Venezuelans in Colombia trapped between coronavirus and bureaucracy
Bogota, Apr 26 (efe-epa).- Thousands of Venezuelan migrants who want to return to their country are trapped in Colombian cities due to the coronavirus pandemic and the bureaucracy of authorities, which they accuse of stalling their travel for no reason.
In the Vision de Colombia neighborhood in western Bogota, more than 200 people have been sleeping on four buses for four days, they said, waiting for the immigration authorities to give them permission to leave the city and travel by road to Cucuta or Arauca, two cities that have border crossings with Venezuela.
Jairo Roa, one of the people waiting for the authorization of Colombia Migration to be able to travel to the border because the quarantine has restricted his opportunities to work, told EFE that he saw on social networks many of his compatriots trying to return to Venezuela without greater difficulties.

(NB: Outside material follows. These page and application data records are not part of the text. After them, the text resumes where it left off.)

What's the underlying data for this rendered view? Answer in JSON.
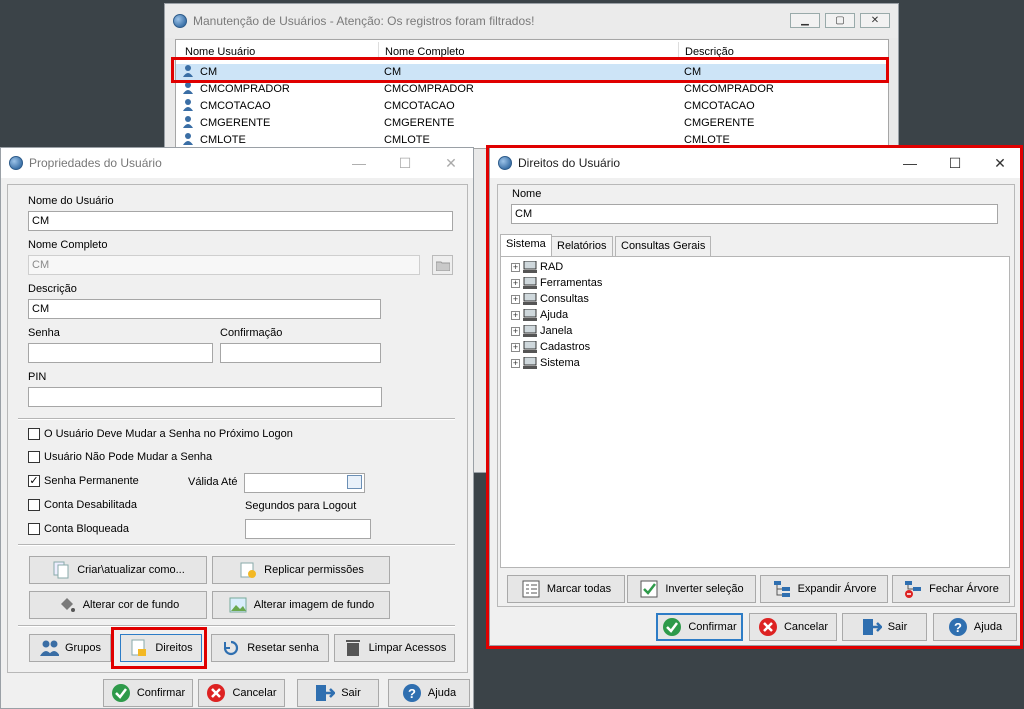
{
  "bg_window": {
    "title": "Manutenção de Usuários - Atenção: Os registros foram filtrados!",
    "columns": [
      "Nome Usuário",
      "Nome Completo",
      "Descrição"
    ],
    "rows": [
      [
        "CM",
        "CM",
        "CM"
      ],
      [
        "CMCOMPRADOR",
        "CMCOMPRADOR",
        "CMCOMPRADOR"
      ],
      [
        "CMCOTACAO",
        "CMCOTACAO",
        "CMCOTACAO"
      ],
      [
        "CMGERENTE",
        "CMGERENTE",
        "CMGERENTE"
      ],
      [
        "CMLOTE",
        "CMLOTE",
        "CMLOTE"
      ]
    ]
  },
  "props": {
    "title": "Propriedades do Usuário",
    "nome_usuario_label": "Nome do Usuário",
    "nome_usuario_value": "CM",
    "nome_completo_label": "Nome Completo",
    "nome_completo_value": "CM",
    "descricao_label": "Descrição",
    "descricao_value": "CM",
    "senha_label": "Senha",
    "confirmacao_label": "Confirmação",
    "pin_label": "PIN",
    "chk_mudar_senha": "O Usuário Deve Mudar a Senha no Próximo Logon",
    "chk_nao_pode": "Usuário Não Pode Mudar a Senha",
    "chk_permanente": "Senha Permanente",
    "valida_ate_label": "Válida Até",
    "chk_desabilitada": "Conta Desabilitada",
    "logout_label": "Segundos para Logout",
    "chk_bloqueada": "Conta Bloqueada",
    "btn_criar": "Criar\\atualizar como...",
    "btn_replicar": "Replicar permissões",
    "btn_cor": "Alterar cor de fundo",
    "btn_imagem": "Alterar imagem de fundo",
    "btn_grupos": "Grupos",
    "btn_direitos": "Direitos",
    "btn_resetar": "Resetar senha",
    "btn_limpar": "Limpar Acessos",
    "btn_confirmar": "Confirmar",
    "btn_cancelar": "Cancelar",
    "btn_sair": "Sair",
    "btn_ajuda": "Ajuda"
  },
  "rights": {
    "title": "Direitos do Usuário",
    "nome_label": "Nome",
    "nome_value": "CM",
    "tabs": [
      "Sistema",
      "Relatórios",
      "Consultas Gerais"
    ],
    "tree": [
      "RAD",
      "Ferramentas",
      "Consultas",
      "Ajuda",
      "Janela",
      "Cadastros",
      "Sistema"
    ],
    "btn_marcar": "Marcar todas",
    "btn_inverter": "Inverter seleção",
    "btn_expandir": "Expandir Árvore",
    "btn_fechar": "Fechar Árvore",
    "btn_confirmar": "Confirmar",
    "btn_cancelar": "Cancelar",
    "btn_sair": "Sair",
    "btn_ajuda": "Ajuda"
  },
  "colors": {
    "highlight": "#e00000",
    "selection": "#cde4f7",
    "accent": "#2f6fb0"
  }
}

“In my case, I came after seeing on Facebook that buses were leaving and that they were arriving at the border… Migration came to the toll in the municipality of Chia (on the outskirts of Bogota) and gave them authorization and then they left. I don’t know why this did not happen to us,” said the man, who together with his compatriots sang the national anthem to give themselves courage in the face of the situation.
He added that three days ago they went to the town near Bogota and there the authorities blocked their way and the police took them to the Vision de Colombia neighborhood to wait for the authorization from the immigration authorities.
“The reason they gave us is that Venezuela is not going to open the border for us, that the border is not open to us,” he said.
The Venezuelans, who are waiting for the authorization to leave Bogota and thank the solidarity of residents of the sector who have donated food, assure that none of the travelers have symptoms of COVID-19.
“Three buses left today for the border with Arauca and the other four left are expected to leave tomorrow for Cucuta (the main border crossing between both countries),” said Roa, who hoped the authorities would fulfill their promises.
The director of Colombia Migration, Juan Francisco Espinosa, said that the voluntary return of Venezuelans is being implemented with a protocol coordinated with the mayors and governments of the country to avoid crowds at the exit points.
“Colombia has always been ready to help the Venezuelan people, but that help should be done in a responsible way, not only with migrants, but with our communities,” Espinosa said in a video released by his office.
He added that “Venezuelan citizens who wish to return voluntarily to their country will be able to do so with the conditions that have been set for this procedure and those who do not comply with them will see their trip suspended until they do so.”
He also said that since the quarantine began on Mar. 25, more than 12,000 Venezuelans have returned to their country and reached the border crossings in some 300 buses.
Regarding these vehicles, Espinosa assured that the authorities are working to ensure that they comply with the regulations established by the government to provide this type of service during compulsory isolation.
So far, Migration Colombia has initiated sanction processes for more than 15 bus companies for not complying with the regulations established during the quarantine.
On Mar. 14, some 200 Venezuelans, including 17 children, began their return from the Colombian city of Cali, fearful of the coronavirus pandemic that left them without job opportunities in Colombia.
There are 1.8 million Venezuelans living in the country, according to Colombia Migration.
With the economic paralysis caused by the quarantine, thousands of Venezuelans who had emigrated to Colombia were left without a source of income and consequently without the means to eat or pay a rent, and for those reasons they chose to return to their country. EFE-EPA